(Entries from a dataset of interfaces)

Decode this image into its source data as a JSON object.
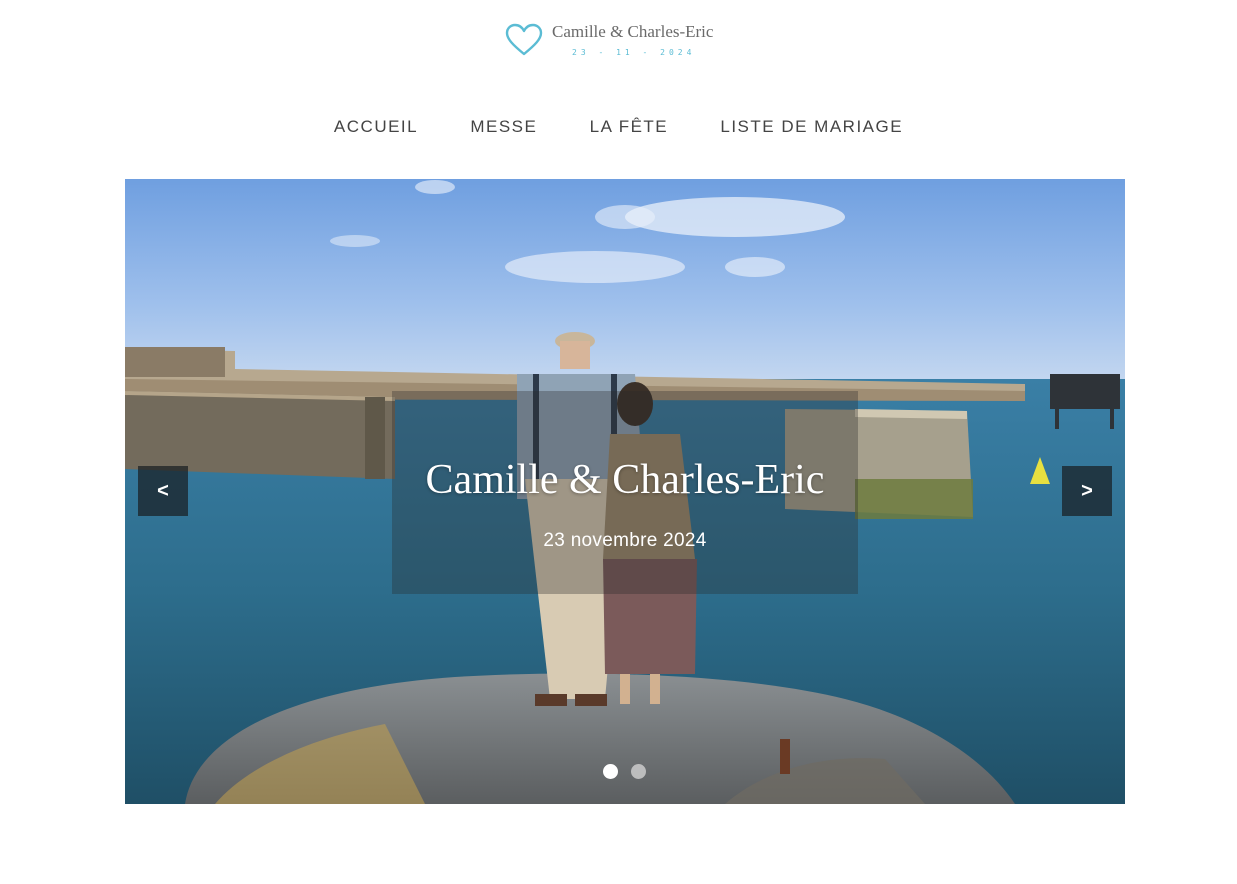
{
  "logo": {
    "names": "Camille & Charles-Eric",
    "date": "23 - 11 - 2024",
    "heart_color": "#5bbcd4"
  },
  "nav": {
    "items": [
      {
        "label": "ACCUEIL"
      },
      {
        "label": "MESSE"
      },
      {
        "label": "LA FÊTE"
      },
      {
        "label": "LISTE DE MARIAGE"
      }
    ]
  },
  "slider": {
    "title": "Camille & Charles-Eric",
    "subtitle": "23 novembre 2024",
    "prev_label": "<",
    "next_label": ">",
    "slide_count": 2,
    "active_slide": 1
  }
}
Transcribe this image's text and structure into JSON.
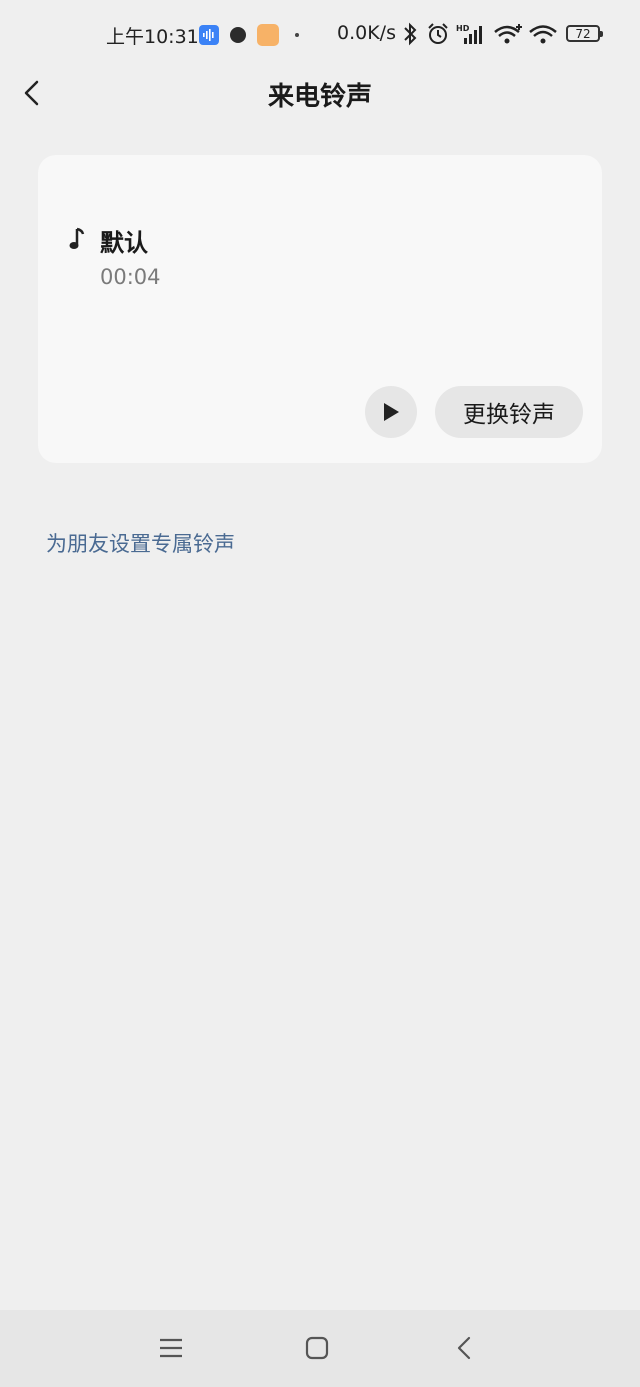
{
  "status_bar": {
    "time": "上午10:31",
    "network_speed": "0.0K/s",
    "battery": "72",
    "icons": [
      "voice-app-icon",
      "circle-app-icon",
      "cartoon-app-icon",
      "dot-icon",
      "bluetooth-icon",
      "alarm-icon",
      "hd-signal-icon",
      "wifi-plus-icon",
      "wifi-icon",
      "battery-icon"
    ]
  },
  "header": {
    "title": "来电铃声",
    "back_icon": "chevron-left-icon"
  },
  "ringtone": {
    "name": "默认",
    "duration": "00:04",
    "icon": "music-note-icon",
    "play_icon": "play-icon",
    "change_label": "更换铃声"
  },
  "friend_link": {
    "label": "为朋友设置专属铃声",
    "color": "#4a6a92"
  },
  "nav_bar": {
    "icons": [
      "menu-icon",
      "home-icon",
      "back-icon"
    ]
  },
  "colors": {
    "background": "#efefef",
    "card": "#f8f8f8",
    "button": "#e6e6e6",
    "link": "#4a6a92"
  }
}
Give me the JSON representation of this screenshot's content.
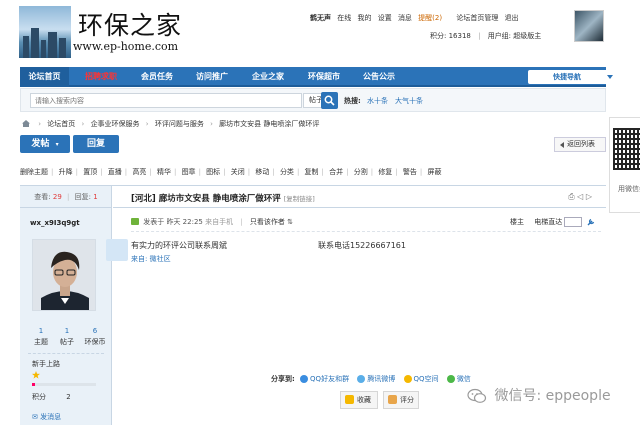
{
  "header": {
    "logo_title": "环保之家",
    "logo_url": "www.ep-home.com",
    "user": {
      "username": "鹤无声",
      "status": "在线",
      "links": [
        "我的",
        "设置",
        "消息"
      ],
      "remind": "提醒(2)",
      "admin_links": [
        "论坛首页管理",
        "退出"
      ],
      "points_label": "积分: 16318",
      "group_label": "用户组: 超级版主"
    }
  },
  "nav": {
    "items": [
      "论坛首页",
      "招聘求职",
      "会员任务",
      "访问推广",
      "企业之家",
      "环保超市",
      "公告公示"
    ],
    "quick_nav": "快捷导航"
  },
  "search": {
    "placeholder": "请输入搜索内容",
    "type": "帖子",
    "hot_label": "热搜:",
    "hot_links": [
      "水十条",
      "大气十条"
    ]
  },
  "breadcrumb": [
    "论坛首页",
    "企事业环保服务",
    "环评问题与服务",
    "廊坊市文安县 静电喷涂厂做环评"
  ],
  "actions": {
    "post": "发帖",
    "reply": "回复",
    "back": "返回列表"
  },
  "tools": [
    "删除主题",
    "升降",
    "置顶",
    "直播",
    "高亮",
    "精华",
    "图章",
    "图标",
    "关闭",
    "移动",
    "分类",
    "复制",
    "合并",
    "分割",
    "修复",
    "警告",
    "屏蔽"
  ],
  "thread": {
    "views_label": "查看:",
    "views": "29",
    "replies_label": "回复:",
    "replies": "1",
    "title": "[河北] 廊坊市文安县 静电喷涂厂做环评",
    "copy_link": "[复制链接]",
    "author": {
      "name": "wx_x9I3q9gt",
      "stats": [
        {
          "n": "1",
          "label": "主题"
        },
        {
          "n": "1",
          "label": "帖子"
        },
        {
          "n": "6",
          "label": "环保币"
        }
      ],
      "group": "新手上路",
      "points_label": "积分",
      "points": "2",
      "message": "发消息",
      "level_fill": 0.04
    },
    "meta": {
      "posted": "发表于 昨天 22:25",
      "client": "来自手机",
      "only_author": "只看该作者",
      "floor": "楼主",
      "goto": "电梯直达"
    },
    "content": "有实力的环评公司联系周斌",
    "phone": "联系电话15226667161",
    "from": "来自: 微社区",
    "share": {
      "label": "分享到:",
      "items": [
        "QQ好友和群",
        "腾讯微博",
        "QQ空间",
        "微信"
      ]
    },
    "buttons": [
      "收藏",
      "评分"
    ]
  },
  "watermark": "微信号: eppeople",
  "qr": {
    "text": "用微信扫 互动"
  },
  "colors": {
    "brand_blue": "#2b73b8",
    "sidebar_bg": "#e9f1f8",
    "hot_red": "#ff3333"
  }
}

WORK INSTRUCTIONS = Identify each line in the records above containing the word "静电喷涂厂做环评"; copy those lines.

WRITTEN ANSWER =
    "廊坊市文安县 静电喷涂厂做环评"
    "title": "[河北] 廊坊市文安县 静电喷涂厂做环评",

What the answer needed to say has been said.